The mark written in Manchu may be read, Manju ambal/wehiyehe abkai jakuci (?) aniya, which may be translated, 'Eighth (?) year (1743) of the Qianlong (reign) of the Great Qing (dynasty)'.
The poems on the vase describe the 'Southern Imperial Garden', and the scenes so finely carved on the vase may depict one of the rare visits of Xiwangmu, the Queen Mother of the West, to visit sages and emperors in the Middle Kingdom. The peaches carried by the attendants would then refer to the 'peaches of immortality' which were grown in Xiwangmu's garden.
Lacquer carving was re-introduced during the early Qianlong period and was done in the palace workshops. Other workshops produced bamboo and jade wares, some of which were carved in the same exacting style and with similar types of decoration as seen on the present vase.

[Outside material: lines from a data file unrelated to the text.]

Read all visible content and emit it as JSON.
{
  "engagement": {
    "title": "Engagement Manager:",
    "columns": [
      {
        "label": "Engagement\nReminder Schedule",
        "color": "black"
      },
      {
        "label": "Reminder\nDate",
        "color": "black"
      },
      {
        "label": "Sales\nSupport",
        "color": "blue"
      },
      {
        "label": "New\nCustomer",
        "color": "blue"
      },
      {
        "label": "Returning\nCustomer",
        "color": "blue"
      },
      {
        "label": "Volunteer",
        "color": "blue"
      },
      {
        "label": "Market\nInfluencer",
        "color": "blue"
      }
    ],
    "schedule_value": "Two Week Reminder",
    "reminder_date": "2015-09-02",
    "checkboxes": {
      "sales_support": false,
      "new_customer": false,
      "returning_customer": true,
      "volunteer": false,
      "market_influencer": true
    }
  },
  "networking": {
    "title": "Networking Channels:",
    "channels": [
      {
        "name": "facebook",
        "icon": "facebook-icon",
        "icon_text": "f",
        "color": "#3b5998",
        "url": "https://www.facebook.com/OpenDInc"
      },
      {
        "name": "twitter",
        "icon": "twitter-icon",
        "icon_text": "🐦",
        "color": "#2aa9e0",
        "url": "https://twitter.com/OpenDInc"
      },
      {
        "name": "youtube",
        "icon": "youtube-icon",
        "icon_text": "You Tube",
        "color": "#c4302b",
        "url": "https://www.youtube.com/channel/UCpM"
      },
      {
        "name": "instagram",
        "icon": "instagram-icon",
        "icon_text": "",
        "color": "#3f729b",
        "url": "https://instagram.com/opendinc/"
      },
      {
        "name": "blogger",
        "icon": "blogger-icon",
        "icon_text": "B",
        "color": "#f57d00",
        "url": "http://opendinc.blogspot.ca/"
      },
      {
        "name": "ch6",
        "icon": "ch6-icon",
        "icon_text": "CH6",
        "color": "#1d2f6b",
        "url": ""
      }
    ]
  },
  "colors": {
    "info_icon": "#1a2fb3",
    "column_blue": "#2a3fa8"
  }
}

A dark red lacquer hu finely carved with equally rich scenes of the Feast of the Immortals on Mount Kunlun, which was attended by Xiwangmu, was sold in these rooms, 24 March 2004, lot 14. Like the present hu it had bronze animal-head handles, in the shape of elephant rather than stag heads, and it had a Qianlong six-character mark inscribed on the metal base. Another related pair with garlic-head mouths was sold in our Hong Kong rooms, 26-27 April 1998, lot 570.